> Work instructions: Skip the images and repeat every entry word for word.

> Data for the task:
>>>>>
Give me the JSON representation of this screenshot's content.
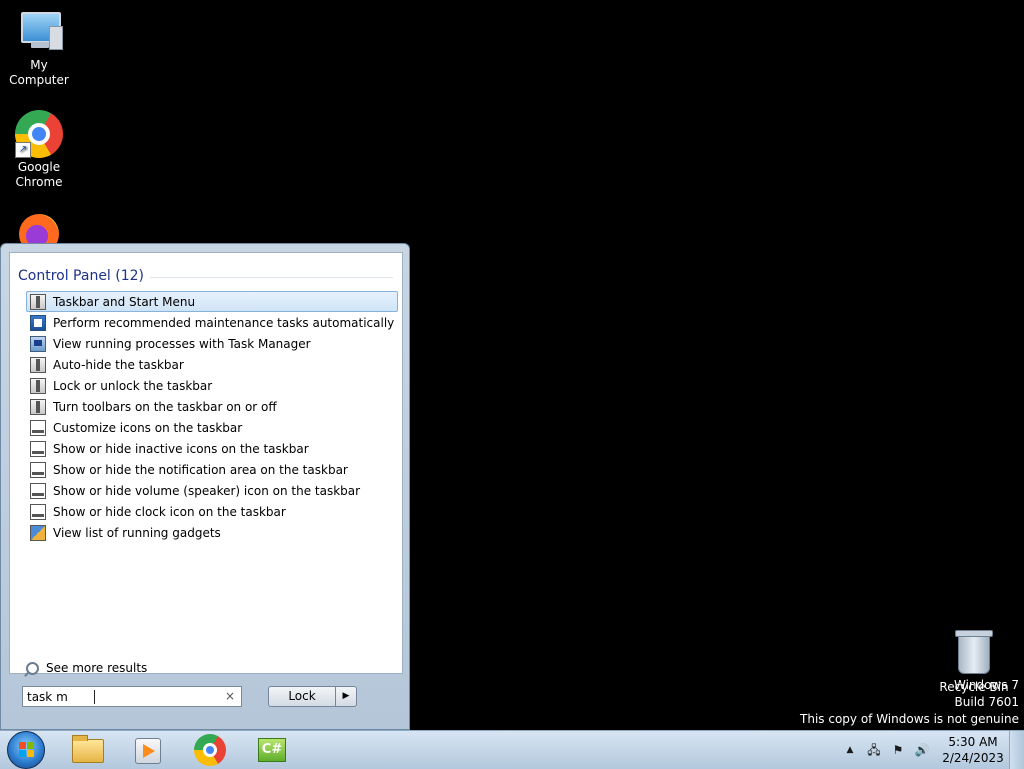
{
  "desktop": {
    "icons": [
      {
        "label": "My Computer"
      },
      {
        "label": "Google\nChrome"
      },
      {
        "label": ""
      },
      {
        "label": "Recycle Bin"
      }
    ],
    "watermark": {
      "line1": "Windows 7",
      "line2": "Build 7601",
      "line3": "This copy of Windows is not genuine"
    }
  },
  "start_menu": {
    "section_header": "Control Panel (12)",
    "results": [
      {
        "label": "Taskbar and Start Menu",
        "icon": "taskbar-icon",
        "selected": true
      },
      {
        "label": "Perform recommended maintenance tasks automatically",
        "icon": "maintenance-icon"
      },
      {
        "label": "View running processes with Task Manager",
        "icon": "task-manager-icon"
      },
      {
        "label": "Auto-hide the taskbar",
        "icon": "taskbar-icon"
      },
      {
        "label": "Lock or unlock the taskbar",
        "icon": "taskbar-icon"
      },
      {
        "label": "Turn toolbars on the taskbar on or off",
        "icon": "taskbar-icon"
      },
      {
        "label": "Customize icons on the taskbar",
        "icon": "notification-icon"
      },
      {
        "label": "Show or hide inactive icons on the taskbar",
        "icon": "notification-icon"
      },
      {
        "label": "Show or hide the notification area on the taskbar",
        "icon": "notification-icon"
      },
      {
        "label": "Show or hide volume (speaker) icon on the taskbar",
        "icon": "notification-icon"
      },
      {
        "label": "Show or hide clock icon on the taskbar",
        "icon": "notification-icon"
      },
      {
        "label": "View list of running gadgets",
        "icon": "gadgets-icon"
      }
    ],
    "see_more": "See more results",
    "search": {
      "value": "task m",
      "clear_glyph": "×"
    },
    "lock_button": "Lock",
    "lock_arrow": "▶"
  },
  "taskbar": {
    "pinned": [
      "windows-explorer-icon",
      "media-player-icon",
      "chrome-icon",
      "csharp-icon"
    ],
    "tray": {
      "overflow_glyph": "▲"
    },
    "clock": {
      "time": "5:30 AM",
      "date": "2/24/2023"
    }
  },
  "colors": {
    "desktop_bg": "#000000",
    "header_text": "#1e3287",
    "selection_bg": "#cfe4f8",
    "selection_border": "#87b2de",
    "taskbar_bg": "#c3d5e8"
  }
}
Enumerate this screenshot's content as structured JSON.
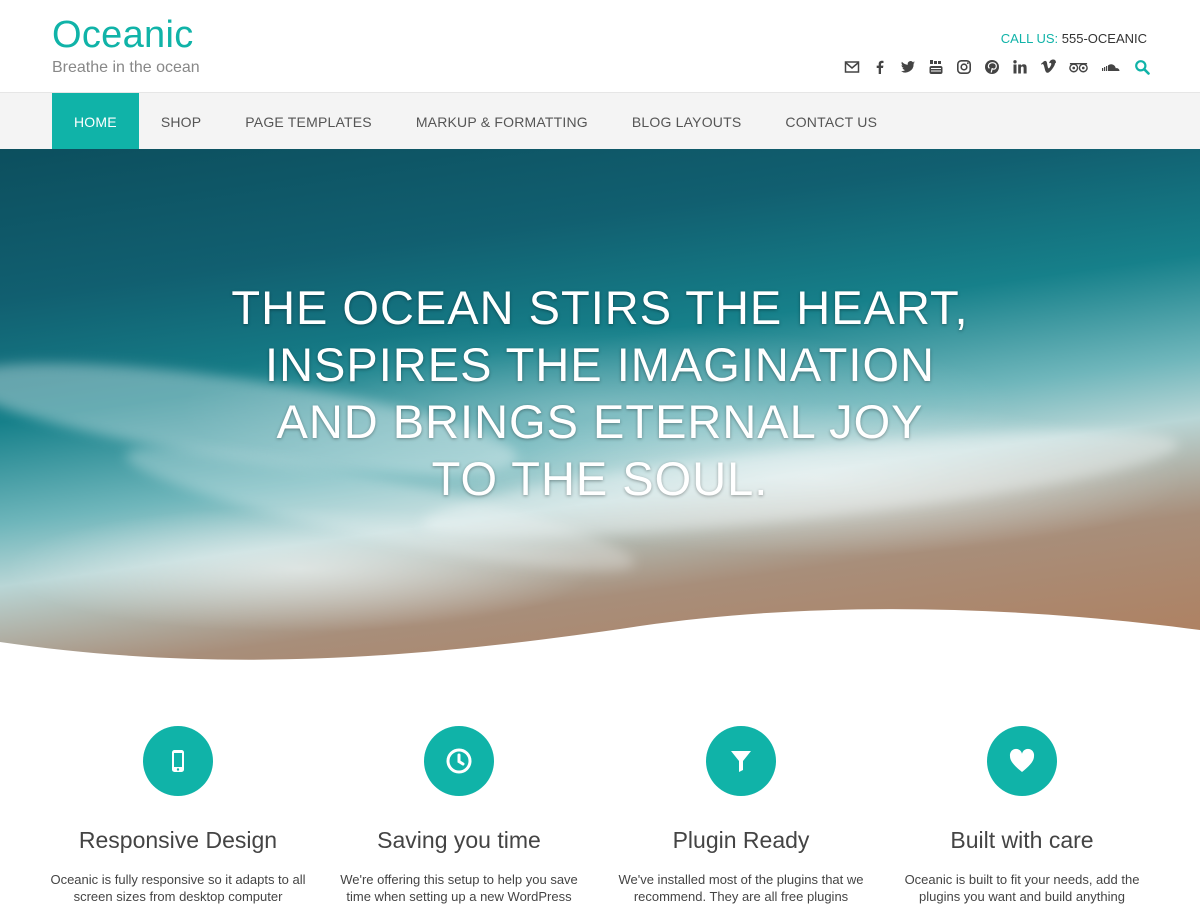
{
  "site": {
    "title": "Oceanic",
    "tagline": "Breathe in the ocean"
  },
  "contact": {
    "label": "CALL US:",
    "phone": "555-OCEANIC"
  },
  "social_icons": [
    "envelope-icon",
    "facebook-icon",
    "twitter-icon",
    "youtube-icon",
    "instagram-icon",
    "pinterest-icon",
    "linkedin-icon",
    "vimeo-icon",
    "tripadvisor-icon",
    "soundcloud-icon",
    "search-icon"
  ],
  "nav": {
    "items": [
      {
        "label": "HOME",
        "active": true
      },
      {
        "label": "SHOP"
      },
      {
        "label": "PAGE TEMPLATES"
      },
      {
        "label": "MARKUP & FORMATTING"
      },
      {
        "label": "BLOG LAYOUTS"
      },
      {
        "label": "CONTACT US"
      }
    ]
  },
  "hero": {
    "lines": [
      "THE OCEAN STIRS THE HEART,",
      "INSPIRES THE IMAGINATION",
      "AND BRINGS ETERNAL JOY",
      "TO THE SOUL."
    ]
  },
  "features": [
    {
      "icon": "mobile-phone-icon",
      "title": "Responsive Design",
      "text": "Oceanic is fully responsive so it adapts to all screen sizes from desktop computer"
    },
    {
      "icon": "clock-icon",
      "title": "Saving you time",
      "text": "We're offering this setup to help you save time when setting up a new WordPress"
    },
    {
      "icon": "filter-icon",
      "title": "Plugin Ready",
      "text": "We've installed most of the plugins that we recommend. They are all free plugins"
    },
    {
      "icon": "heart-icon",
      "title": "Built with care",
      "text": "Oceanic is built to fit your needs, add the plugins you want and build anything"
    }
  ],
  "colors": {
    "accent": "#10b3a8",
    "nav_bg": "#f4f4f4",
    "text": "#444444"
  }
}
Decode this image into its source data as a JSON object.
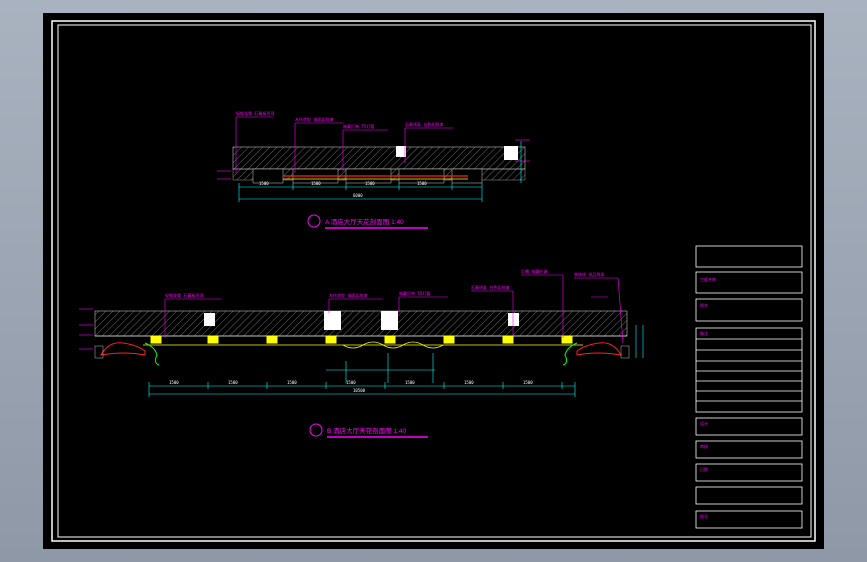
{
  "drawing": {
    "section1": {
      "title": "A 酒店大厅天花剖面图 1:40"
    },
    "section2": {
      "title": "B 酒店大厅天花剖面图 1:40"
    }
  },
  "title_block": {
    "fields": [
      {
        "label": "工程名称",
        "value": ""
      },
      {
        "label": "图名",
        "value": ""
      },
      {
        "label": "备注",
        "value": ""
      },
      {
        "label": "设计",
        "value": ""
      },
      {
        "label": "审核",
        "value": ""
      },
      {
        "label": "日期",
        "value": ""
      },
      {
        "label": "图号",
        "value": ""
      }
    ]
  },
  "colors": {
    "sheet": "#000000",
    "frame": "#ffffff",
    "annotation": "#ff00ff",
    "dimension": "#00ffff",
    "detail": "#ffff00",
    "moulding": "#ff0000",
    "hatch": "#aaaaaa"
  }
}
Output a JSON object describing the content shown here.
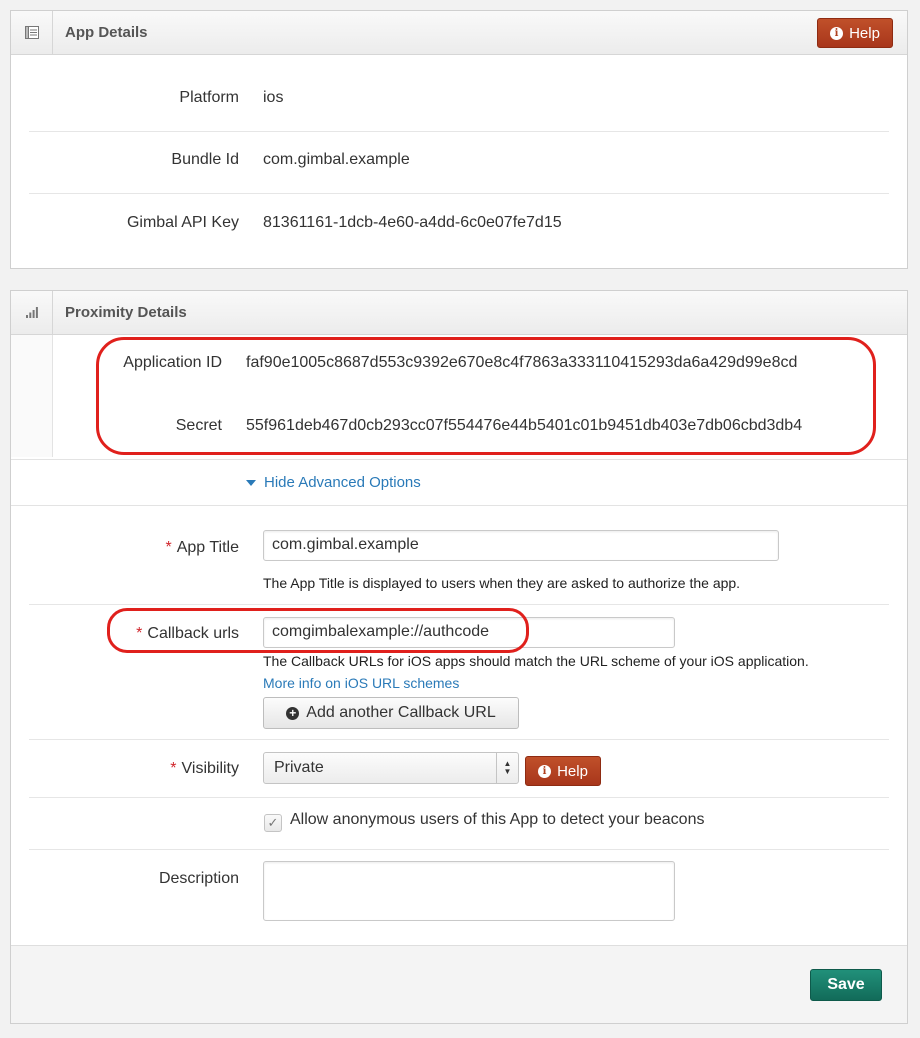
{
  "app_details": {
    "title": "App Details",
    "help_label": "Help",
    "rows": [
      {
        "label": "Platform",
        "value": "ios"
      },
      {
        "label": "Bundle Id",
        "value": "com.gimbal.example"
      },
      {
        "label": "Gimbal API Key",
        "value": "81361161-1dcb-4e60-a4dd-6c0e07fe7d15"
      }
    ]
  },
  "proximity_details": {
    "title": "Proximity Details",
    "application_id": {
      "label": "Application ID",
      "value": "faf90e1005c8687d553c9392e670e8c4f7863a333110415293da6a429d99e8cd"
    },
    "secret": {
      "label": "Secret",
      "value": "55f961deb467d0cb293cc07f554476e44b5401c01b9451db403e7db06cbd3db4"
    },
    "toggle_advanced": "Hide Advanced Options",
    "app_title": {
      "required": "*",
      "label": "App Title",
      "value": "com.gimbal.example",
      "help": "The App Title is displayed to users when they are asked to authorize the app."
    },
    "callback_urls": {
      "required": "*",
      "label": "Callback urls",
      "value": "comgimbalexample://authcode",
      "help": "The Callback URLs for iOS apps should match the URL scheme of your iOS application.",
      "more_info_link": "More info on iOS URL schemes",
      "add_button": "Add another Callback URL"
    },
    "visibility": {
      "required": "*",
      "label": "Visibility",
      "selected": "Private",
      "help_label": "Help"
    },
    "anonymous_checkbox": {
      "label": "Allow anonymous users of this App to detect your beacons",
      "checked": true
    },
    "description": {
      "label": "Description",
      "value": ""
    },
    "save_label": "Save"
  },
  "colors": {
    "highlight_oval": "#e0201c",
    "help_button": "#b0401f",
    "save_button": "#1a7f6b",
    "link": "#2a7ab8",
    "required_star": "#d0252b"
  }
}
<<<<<
> Written reply:
Give me the JSON representation of this screenshot's content.
{
  "desktop": {
    "icons": [
      {
        "label": "My Computer"
      },
      {
        "label": "Google\nChrome"
      },
      {
        "label": ""
      },
      {
        "label": "Recycle Bin"
      }
    ],
    "watermark": {
      "line1": "Windows 7",
      "line2": "Build 7601",
      "line3": "This copy of Windows is not genuine"
    }
  },
  "start_menu": {
    "section_header": "Control Panel (12)",
    "results": [
      {
        "label": "Taskbar and Start Menu",
        "icon": "taskbar-icon",
        "selected": true
      },
      {
        "label": "Perform recommended maintenance tasks automatically",
        "icon": "maintenance-icon"
      },
      {
        "label": "View running processes with Task Manager",
        "icon": "task-manager-icon"
      },
      {
        "label": "Auto-hide the taskbar",
        "icon": "taskbar-icon"
      },
      {
        "label": "Lock or unlock the taskbar",
        "icon": "taskbar-icon"
      },
      {
        "label": "Turn toolbars on the taskbar on or off",
        "icon": "taskbar-icon"
      },
      {
        "label": "Customize icons on the taskbar",
        "icon": "notification-icon"
      },
      {
        "label": "Show or hide inactive icons on the taskbar",
        "icon": "notification-icon"
      },
      {
        "label": "Show or hide the notification area on the taskbar",
        "icon": "notification-icon"
      },
      {
        "label": "Show or hide volume (speaker) icon on the taskbar",
        "icon": "notification-icon"
      },
      {
        "label": "Show or hide clock icon on the taskbar",
        "icon": "notification-icon"
      },
      {
        "label": "View list of running gadgets",
        "icon": "gadgets-icon"
      }
    ],
    "see_more": "See more results",
    "search": {
      "value": "task m",
      "clear_glyph": "×"
    },
    "lock_button": "Lock",
    "lock_arrow": "▶"
  },
  "taskbar": {
    "pinned": [
      "windows-explorer-icon",
      "media-player-icon",
      "chrome-icon",
      "csharp-icon"
    ],
    "tray": {
      "overflow_glyph": "▲"
    },
    "clock": {
      "time": "5:30 AM",
      "date": "2/24/2023"
    }
  },
  "colors": {
    "desktop_bg": "#000000",
    "header_text": "#1e3287",
    "selection_bg": "#cfe4f8",
    "selection_border": "#87b2de",
    "taskbar_bg": "#c3d5e8"
  }
}
Enumerate this screenshot's content as structured JSON.
{
  "site": {
    "title": "Oceanic",
    "tagline": "Breathe in the ocean"
  },
  "contact": {
    "label": "CALL US:",
    "phone": "555-OCEANIC"
  },
  "social_icons": [
    "envelope-icon",
    "facebook-icon",
    "twitter-icon",
    "youtube-icon",
    "instagram-icon",
    "pinterest-icon",
    "linkedin-icon",
    "vimeo-icon",
    "tripadvisor-icon",
    "soundcloud-icon",
    "search-icon"
  ],
  "nav": {
    "items": [
      {
        "label": "HOME",
        "active": true
      },
      {
        "label": "SHOP"
      },
      {
        "label": "PAGE TEMPLATES"
      },
      {
        "label": "MARKUP & FORMATTING"
      },
      {
        "label": "BLOG LAYOUTS"
      },
      {
        "label": "CONTACT US"
      }
    ]
  },
  "hero": {
    "lines": [
      "THE OCEAN STIRS THE HEART,",
      "INSPIRES THE IMAGINATION",
      "AND BRINGS ETERNAL JOY",
      "TO THE SOUL."
    ]
  },
  "features": [
    {
      "icon": "mobile-phone-icon",
      "title": "Responsive Design",
      "text": "Oceanic is fully responsive so it adapts to all screen sizes from desktop computer"
    },
    {
      "icon": "clock-icon",
      "title": "Saving you time",
      "text": "We're offering this setup to help you save time when setting up a new WordPress"
    },
    {
      "icon": "filter-icon",
      "title": "Plugin Ready",
      "text": "We've installed most of the plugins that we recommend. They are all free plugins"
    },
    {
      "icon": "heart-icon",
      "title": "Built with care",
      "text": "Oceanic is built to fit your needs, add the plugins you want and build anything"
    }
  ],
  "colors": {
    "accent": "#10b3a8",
    "nav_bg": "#f4f4f4",
    "text": "#444444"
  }
}
Decode this image into its source data as a JSON object.
{
  "drawing": {
    "section1": {
      "title": "A 酒店大厅天花剖面图 1:40"
    },
    "section2": {
      "title": "B 酒店大厅天花剖面图 1:40"
    }
  },
  "title_block": {
    "fields": [
      {
        "label": "工程名称",
        "value": ""
      },
      {
        "label": "图名",
        "value": ""
      },
      {
        "label": "备注",
        "value": ""
      },
      {
        "label": "设计",
        "value": ""
      },
      {
        "label": "审核",
        "value": ""
      },
      {
        "label": "日期",
        "value": ""
      },
      {
        "label": "图号",
        "value": ""
      }
    ]
  },
  "colors": {
    "sheet": "#000000",
    "frame": "#ffffff",
    "annotation": "#ff00ff",
    "dimension": "#00ffff",
    "detail": "#ffff00",
    "moulding": "#ff0000",
    "hatch": "#aaaaaa"
  }
}
Output a JSON object describing the content shown here.
{
  "app_details": {
    "title": "App Details",
    "help_label": "Help",
    "rows": [
      {
        "label": "Platform",
        "value": "ios"
      },
      {
        "label": "Bundle Id",
        "value": "com.gimbal.example"
      },
      {
        "label": "Gimbal API Key",
        "value": "81361161-1dcb-4e60-a4dd-6c0e07fe7d15"
      }
    ]
  },
  "proximity_details": {
    "title": "Proximity Details",
    "application_id": {
      "label": "Application ID",
      "value": "faf90e1005c8687d553c9392e670e8c4f7863a333110415293da6a429d99e8cd"
    },
    "secret": {
      "label": "Secret",
      "value": "55f961deb467d0cb293cc07f554476e44b5401c01b9451db403e7db06cbd3db4"
    },
    "toggle_advanced": "Hide Advanced Options",
    "app_title": {
      "required": "*",
      "label": "App Title",
      "value": "com.gimbal.example",
      "help": "The App Title is displayed to users when they are asked to authorize the app."
    },
    "callback_urls": {
      "required": "*",
      "label": "Callback urls",
      "value": "comgimbalexample://authcode",
      "help": "The Callback URLs for iOS apps should match the URL scheme of your iOS application.",
      "more_info_link": "More info on iOS URL schemes",
      "add_button": "Add another Callback URL"
    },
    "visibility": {
      "required": "*",
      "label": "Visibility",
      "selected": "Private",
      "help_label": "Help"
    },
    "anonymous_checkbox": {
      "label": "Allow anonymous users of this App to detect your beacons",
      "checked": true
    },
    "description": {
      "label": "Description",
      "value": ""
    },
    "save_label": "Save"
  },
  "colors": {
    "highlight_oval": "#e0201c",
    "help_button": "#b0401f",
    "save_button": "#1a7f6b",
    "link": "#2a7ab8",
    "required_star": "#d0252b"
  }
}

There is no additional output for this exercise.